If you would like to talk to someone about palliative care, we recommend the Sarcoma UK helpline. Their number is free to call within the UK and they offer friendly, expert and confidential advice to everyone affected by sarcoma.
Sarcoma Clinical Trials
Of particular interest to us, were talks about clinical trials. We heard updates to the ICONIC trial and about a new trial called SarcoSIGHT.
ICONIC aims to collect detailed information from OS patients across all ages to better understand how and why OS occurs. This trial is now open in 24 centres across the UK and has recruited 224 patients so far. Some of the data is being used to look at the type of clinical care a person receives. Particularly, they are looking at the type of scan a person receives. The trial has also received additional funding to recruit more patients and extend the work they are doing. We previously interviewed Dr Sandra Strauss who is leading the ICONIC trial. Watch the interview.
SarcoSIGHT is a new trial that is looking to assess the effectiveness of a fluorescent dye to help surgery. The dye, called indocyanine green (ICG) is taken up by cancer cells. A special camera can be used to view the tumour which can help surgeons ensure they are removing all of the tumour tissue and leaving as much healthy tissue as possible. This should hopefully reduce the chance of the cancer coming back. Watch an interview with Mr Kenneth Rankin, the lead for the trial. This trial is not open for recruitment yet. Sign up to our newsletter to hear updates about clinical trials and the latest research.
Altogether, it was inspiring to hear the latest updates in sarcoma and to see progress being made that has a real impact on people affected by sarcoma.
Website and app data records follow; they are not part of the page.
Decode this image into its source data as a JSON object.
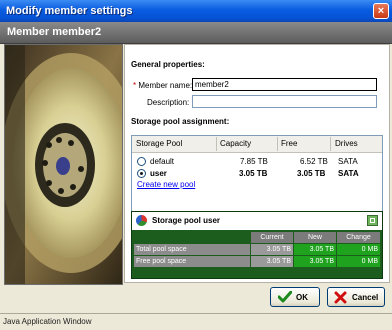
{
  "window": {
    "title": "Modify member settings",
    "close_label": "×"
  },
  "header": {
    "title": "Member member2"
  },
  "general": {
    "title": "General properties:",
    "member_name_required": "*",
    "member_name_label": " Member name:",
    "member_name_value": "member2",
    "description_label": "Description:",
    "description_value": ""
  },
  "assignment": {
    "title": "Storage pool assignment:",
    "columns": [
      "Storage Pool",
      "Capacity",
      "Free",
      "Drives"
    ],
    "rows": [
      {
        "name": "default",
        "capacity": "7.85 TB",
        "free": "6.52 TB",
        "drives": "SATA",
        "selected": false
      },
      {
        "name": "user",
        "capacity": "3.05 TB",
        "free": "3.05 TB",
        "drives": "SATA",
        "selected": true
      }
    ],
    "create_link": "Create new pool"
  },
  "pool_summary": {
    "title": "Storage pool user",
    "columns": [
      "Current",
      "New",
      "Change"
    ],
    "rows": [
      {
        "label": "Total pool space",
        "current": "3.05 TB",
        "new": "3.05 TB",
        "change": "0 MB"
      },
      {
        "label": "Free pool space",
        "current": "3.05 TB",
        "new": "3.05 TB",
        "change": "0 MB"
      }
    ]
  },
  "buttons": {
    "ok": "OK",
    "cancel": "Cancel"
  },
  "status": {
    "text": "Java Application Window"
  },
  "icons": {
    "ok": "check-icon",
    "cancel": "x-icon",
    "pool": "pie-chart-icon",
    "close": "close-icon"
  },
  "colors": {
    "title_bar": "#0a5ce0",
    "header": "#6e6e6e",
    "pool_box": "#1c5d1e",
    "change_green": "#1fa31f",
    "required": "#c00000"
  }
}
We hope to see this continue and help to bring the community together through collaboration and funding research.